Task instructions – Scan the entries below for the word "title", then copy each line that holds it.
[[ Data to process, beginning ]]
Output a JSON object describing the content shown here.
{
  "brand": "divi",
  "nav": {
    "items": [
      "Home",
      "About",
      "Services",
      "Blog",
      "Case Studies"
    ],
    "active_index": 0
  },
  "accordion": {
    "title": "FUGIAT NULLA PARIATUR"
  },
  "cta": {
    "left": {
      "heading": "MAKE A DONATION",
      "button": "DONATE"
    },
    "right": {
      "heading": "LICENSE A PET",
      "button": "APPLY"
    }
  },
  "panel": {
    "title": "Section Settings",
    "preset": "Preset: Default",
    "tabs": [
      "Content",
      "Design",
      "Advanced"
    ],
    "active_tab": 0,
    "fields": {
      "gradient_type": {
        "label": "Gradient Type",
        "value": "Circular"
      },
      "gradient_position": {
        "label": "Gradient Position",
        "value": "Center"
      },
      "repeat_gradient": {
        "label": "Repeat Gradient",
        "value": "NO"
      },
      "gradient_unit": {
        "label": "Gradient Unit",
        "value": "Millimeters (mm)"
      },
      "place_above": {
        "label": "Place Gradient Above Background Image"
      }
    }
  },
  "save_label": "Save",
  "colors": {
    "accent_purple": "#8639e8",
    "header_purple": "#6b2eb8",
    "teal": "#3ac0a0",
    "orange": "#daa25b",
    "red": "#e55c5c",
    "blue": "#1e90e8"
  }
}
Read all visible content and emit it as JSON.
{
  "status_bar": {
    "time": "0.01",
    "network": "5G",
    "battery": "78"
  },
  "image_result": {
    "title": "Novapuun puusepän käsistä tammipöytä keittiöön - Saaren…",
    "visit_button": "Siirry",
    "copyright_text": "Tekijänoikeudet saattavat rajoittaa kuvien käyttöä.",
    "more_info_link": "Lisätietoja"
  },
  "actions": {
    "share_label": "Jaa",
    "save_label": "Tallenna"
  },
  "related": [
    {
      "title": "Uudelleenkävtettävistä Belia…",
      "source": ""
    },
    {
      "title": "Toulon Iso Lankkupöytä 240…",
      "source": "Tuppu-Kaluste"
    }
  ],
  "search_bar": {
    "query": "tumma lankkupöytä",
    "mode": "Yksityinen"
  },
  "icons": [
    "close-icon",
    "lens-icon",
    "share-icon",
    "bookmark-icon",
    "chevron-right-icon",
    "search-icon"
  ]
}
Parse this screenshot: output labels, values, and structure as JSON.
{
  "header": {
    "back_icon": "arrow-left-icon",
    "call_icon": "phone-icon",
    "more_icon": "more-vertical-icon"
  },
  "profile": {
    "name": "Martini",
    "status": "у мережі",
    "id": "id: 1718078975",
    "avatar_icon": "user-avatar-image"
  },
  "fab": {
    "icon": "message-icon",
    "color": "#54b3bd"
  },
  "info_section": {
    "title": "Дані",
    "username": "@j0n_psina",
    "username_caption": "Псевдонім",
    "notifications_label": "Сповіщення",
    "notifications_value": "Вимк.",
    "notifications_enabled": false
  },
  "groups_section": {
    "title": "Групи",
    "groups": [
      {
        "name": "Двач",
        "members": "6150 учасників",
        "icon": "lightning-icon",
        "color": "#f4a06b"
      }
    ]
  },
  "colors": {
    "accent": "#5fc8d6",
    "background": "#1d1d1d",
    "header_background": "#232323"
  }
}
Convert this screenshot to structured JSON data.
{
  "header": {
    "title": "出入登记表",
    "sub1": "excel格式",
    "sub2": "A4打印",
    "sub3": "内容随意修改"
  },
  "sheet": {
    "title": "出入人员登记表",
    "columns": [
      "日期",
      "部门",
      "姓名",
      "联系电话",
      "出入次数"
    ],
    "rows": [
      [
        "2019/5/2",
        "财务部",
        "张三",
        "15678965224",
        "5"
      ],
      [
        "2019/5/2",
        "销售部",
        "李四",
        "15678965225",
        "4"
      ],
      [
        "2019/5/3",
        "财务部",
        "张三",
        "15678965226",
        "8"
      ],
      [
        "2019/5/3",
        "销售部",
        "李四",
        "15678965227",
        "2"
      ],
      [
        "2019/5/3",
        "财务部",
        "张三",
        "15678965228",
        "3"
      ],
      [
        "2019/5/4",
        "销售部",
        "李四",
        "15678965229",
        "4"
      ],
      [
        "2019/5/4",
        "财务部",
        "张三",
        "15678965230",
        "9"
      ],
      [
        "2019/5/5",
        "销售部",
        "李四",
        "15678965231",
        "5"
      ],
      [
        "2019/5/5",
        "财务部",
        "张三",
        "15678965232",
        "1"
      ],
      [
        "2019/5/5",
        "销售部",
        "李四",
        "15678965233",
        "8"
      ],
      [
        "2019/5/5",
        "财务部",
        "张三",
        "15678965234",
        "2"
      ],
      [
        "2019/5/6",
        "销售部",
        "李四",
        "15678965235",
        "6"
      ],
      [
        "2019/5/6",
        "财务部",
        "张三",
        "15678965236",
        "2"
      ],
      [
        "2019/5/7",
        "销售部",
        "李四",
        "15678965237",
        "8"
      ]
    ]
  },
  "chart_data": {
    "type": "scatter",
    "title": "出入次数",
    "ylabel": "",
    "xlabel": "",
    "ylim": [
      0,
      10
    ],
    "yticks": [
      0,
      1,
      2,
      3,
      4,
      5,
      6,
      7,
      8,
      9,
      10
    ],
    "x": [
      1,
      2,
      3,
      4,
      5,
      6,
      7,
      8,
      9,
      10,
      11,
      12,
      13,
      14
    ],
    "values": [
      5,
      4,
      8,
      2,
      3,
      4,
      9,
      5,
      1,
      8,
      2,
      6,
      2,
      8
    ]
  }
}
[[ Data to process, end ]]
Answer below –
    "title": "FUGIAT NULLA PARIATUR"
    "title": "Section Settings",
    "title": "Novapuun puusepän käsistä tammipöytä keittiöön - Saaren…",
      "title": "Uudelleenkävtettävistä Belia…",
      "title": "Toulon Iso Lankkupöytä 240…",
    "title": "Дані",
    "title": "Групи",
    "title": "出入登记表",
    "title": "出入人员登记表",
    "title": "出入次数",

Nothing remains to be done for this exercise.